By Reyna Gillet
I was at Lee’s Launderette on a Saturday night, watching my red panties swirl around in the dryer. My plans that night had fizzled. I was struck dumb by the glow of the Launderette’s florescent lighting and past issues of Mademoiselle and Good Housekeeping. The featured article in Good Housekeeping was an account of how to maintain that story book romance as well as prepare a delicious Thanksgiving meal. I salivated over the delectables pictured. Mashed potatoes glistened with melted butter. Sliced honey-glazed-spiral ham jumped off the page, and oven-baked sweet potatoes were garnished with a few miniature marshmallows (watch the calories, ladies). The pièce de résistance was the turkey. It was a headless mound of golden meat. It rested its weary legs on a silver platter in the middle the dining table spread. It was waiting to be sliced, served and dished to starving cousins, nephews, nieces, and aunts. With bright delight the turkey gets gobbled up, smothered with mom’s grand gravy. The Waldorf salad slides merrily down everyone’s gullets, with intent and gluttony. Aunt Flo helps clean up the dishes afterwards and stores away leftovers for turkey sandwiches. The menfolk gather around the big screen and watch the game, and before long, Grandpa Ted snores graciously, tummy bulging beyond capacity, in his favorite easy chair.
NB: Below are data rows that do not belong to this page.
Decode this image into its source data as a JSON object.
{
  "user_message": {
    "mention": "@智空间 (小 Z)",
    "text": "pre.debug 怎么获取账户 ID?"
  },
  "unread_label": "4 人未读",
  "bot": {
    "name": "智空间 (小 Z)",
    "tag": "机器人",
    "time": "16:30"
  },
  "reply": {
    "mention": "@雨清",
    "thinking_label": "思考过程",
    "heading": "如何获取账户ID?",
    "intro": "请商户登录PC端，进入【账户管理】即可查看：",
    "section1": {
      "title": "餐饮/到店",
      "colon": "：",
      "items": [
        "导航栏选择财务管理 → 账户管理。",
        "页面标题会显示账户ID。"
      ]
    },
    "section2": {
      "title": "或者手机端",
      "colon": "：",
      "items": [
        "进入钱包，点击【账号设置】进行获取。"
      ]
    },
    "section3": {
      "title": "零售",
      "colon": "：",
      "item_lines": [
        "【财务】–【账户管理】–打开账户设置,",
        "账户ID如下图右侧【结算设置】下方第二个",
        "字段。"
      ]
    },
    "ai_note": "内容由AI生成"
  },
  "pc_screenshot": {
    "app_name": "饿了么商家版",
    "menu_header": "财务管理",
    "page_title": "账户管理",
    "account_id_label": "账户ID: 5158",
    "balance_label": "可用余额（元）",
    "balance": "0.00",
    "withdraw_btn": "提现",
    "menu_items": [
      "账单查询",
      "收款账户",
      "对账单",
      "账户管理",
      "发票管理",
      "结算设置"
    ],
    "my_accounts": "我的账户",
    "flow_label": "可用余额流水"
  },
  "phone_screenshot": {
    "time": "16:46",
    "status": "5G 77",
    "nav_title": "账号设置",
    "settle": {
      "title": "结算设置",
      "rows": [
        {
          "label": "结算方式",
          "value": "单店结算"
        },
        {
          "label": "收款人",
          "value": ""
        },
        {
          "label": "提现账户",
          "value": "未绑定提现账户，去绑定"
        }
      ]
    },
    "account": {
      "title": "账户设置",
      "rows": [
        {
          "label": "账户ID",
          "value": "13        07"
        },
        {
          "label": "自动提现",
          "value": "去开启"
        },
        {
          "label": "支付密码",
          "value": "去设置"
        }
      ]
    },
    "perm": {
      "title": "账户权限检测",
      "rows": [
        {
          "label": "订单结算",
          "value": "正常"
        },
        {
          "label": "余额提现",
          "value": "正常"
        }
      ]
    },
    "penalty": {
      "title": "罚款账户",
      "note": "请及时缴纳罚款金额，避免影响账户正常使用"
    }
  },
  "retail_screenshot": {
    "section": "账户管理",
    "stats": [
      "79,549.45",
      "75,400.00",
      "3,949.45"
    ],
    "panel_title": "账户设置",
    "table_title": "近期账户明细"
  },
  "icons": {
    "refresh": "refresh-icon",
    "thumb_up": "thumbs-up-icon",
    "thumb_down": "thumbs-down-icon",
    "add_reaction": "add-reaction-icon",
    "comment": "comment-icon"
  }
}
That’s the way Good Housekeeping told it anyway.
I remember Thanksgiving differently.
Last year’s Thanksgiving at my house went like this: I left the crumpled post-it on the dining room table with Ollie’s home number on it. He wasn’t the only one in town who still used a landline, yet he was never home. I kept trying the number over and over, but Ollie wasn’t going to answer, because Ollie was dead. Ollie had wrestled with that turkey for five hours before the turkey finally got the better of him. Heart attack and just like that, Ollie was gone.
It was only noon, but I had already had it with this damn Thanksgiving. I needed to get out of the house. “I’ll be back in a couple hours to fix the green bean casserole and finish the laundry!” I yelled to the kin around the TV set. As I entered the carport, I soon realized I was standing in a pool of water. The washer had busted a hose. I hurried and ran to the Launderette to get the good table cloth clean and dried for dinner. “Shit shit shit!” I yelled as I rushed away in my Corolla.
Mom and Dad were going to beat me back to the house. I could picture Dad in the recliner with an opened can of Milwaukee’s Best in hand just minutes after walking in my house. And Mom will be there, bringing her famous rolls, quickly taking to scouring the inserts on the stove with steel wool. I can hear her now, “I taught Arlene how to clean better than this.” Oh my my. Why the hell do I want to go back there? And why the hell does every Thanksgiving end up with someone dead?